U.S. aid to Israel cut, but no ones griping

WASHINGTON — American Jewish leaders are downplaying a reduction in U.S. aid to Israel and hailing numerous provisions in this year's U.S. spending bill that place restrictions on aid to the Palestinians.

President Bush signed the fiscal year 2003 spending bill on Feb. 20, several months later than originally anticipated. Foreign aid was cut by 0.65 percent across the board, including the $2.1 billion in military aid and $600 in economic aid proposed for the Jewish state.

Left out of the spending bill entirely was an extra $200 million for Israel to cover the cost of fighting terrorism, and $50 million in humanitarian aid for Palestinians in the West Bank and Gaza Strip, delivered through the U.S. Agency for International Development.

But the spending package includes several initiatives that will control how aid is disbursed in the Middle East. Jewish leaders are praising these measures as attempts by Congress to align itself with Israel and combat corruption and support for terrorism among Arab governments.

The first provision mandates that no federal assistance should go to a future Palestinian state until the current Palestinian leadership is replaced, that the state has demonstrated "a firm commitment to a peaceful coexistence with the state of Israel" and it has taken measures to combat terrorism.

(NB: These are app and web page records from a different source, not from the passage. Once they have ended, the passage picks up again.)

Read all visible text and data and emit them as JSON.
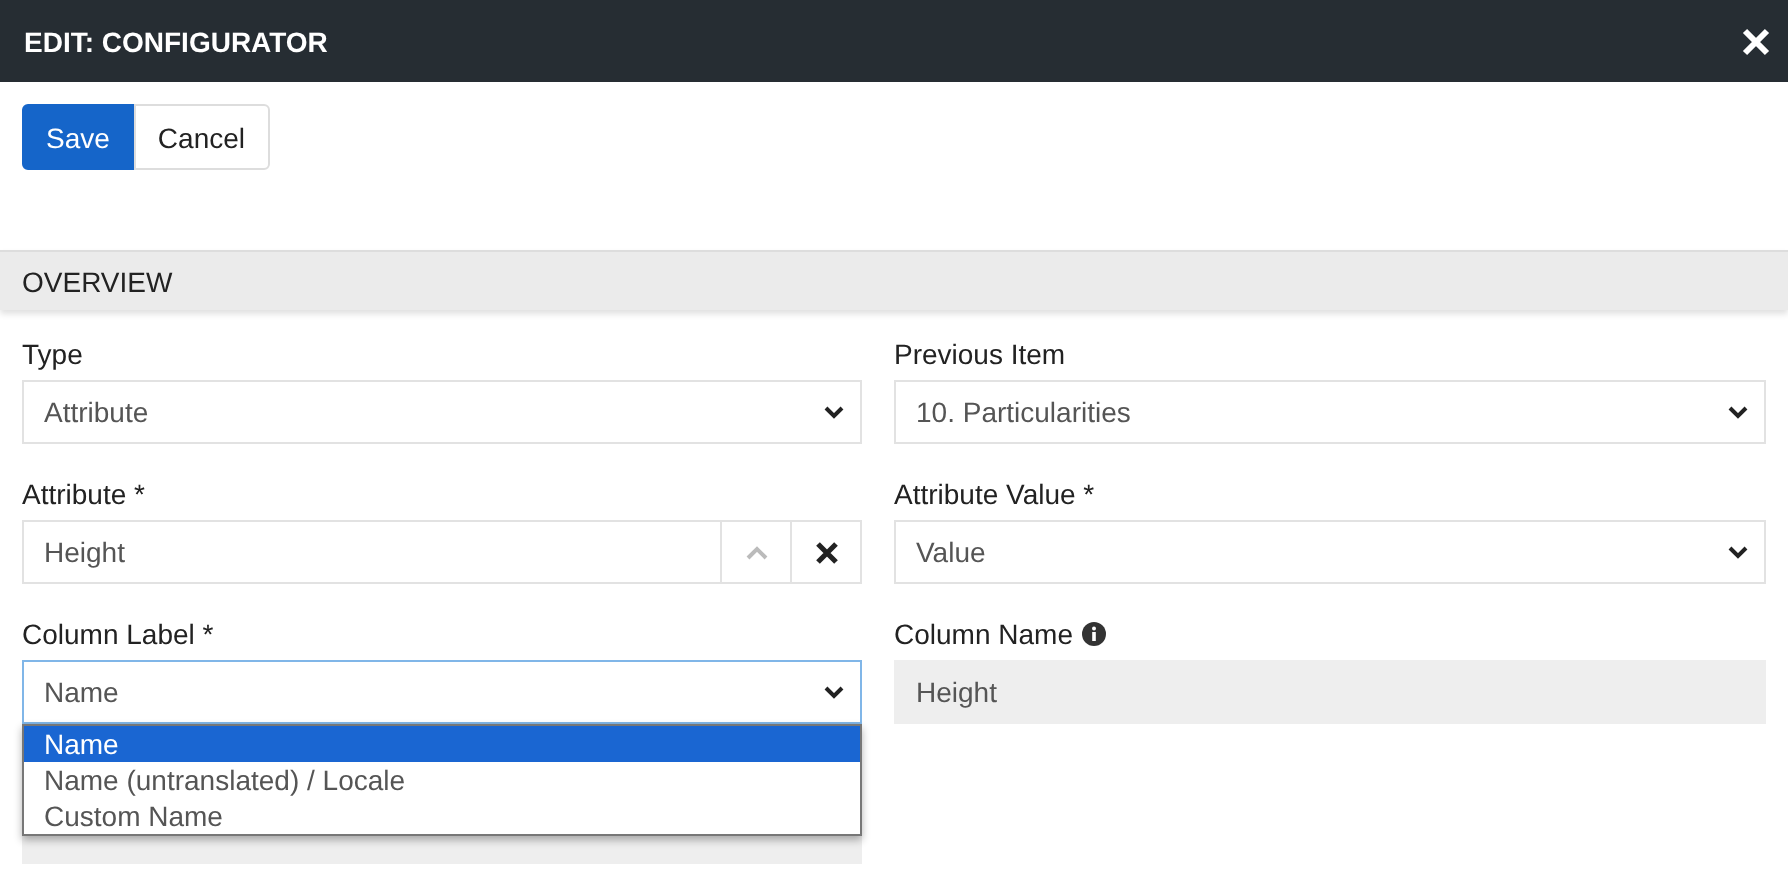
{
  "dialog": {
    "title": "EDIT: CONFIGURATOR"
  },
  "toolbar": {
    "buttons": [
      {
        "label": "Save",
        "kind": "primary"
      },
      {
        "label": "Cancel",
        "kind": "default"
      }
    ]
  },
  "section": {
    "title": "OVERVIEW"
  },
  "fields": [
    {
      "label": "Type",
      "kind": "select",
      "value": "Attribute"
    },
    {
      "label": "Previous Item",
      "kind": "select",
      "value": "10. Particularities"
    },
    {
      "label": "Attribute *",
      "kind": "lookup",
      "value": "Height"
    },
    {
      "label": "Attribute Value *",
      "kind": "select",
      "value": "Value"
    },
    {
      "label": "Column Label *",
      "kind": "select",
      "value": "Name",
      "focused": true,
      "expanded": true,
      "options": [
        {
          "label": "Name",
          "selected": true
        },
        {
          "label": "Name (untranslated) / Locale",
          "selected": false
        },
        {
          "label": "Custom Name",
          "selected": false
        }
      ]
    },
    {
      "label": "Column Name",
      "kind": "readonly",
      "value": "Height",
      "info": true
    },
    {
      "kind": "readonly"
    }
  ]
}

The provision also calls on a Palestinian state to show it is working toward Middle East peace before it receives government assistance. But the provision includes a national security waiver and an exemption for funds that would help the Palestinian Authority implement reforms.

A second provision calls for Congress' General Accounting Office to investigate whether U.S. contributions to the U.N. Relief and Works Agency, which helps Palestinian refugees from Israel's 1948 War of Independence and their descendants, are being used to promote terrorism.

"The United States has a right to know whether the $110 million per year we send to UNRWA is being spent in a way that is consistent with our laws," said Rep. Joe Knollenberg (R-Mich.), who introduced the language. "Only an independent investigation by the GAO will settle the question of whether taxpayer dollars are funding terrorist activities."

Israel says UNRWA allows terrorism to flourish in Palestinian refugee camps. In fact, Israeli officials say, one-third of the Palestinian suicide bombers who have struck during the current conflict have come from the Jenin refugee camp, which is serviced by


Congress also passed a provision that would investigate how USAID distributes funds in the West Bank and Gaza Strip, amid concerns that it is hiring contractors affiliated with the Palestinian Authority.

Also included in the bill is language that allows U.S. citizens born in Jerusalem to have Israel listed as their country of birth on birth certificates, passports and other federal documents. Until now, Jerusalem has been listed without a country, to appease Palestinians who contest Israel's control of the city.

Overall, Jewish leaders were pleased with the spending bill, despite the cut in aid.

"This bill contained landmark language codifying President Bush's conditions for Palestinian statehood and required a review of United Nations complicity in Palestinian terrorism," said Amy Friedkin, president of the American Israel Public Affairs Committee. "Clearly, America's goals in the region do not include the creation of a state that could be designated a state sponsor of terror. This legislation breaks new ground by codifying the president's vision, demonstrating that the United States speaks with one voice."

Left out of the bill was $200 million in additional aid to Israel that originally was promised by President Clinton to help cover costs associated with Israel's withdrawal from southern Lebanon in May 2000.

Officials say the $200 million was not worth fighting for, since Israel is requesting $4 billion in military aid and $8 billion in loan guarantees in a supplementary aid package expected to reach Congress later this year.

"The reality is, when you have a much bigger package coming around the corner, you have to make decisions," a senior Jewish official said. "This was a real easy business decision.''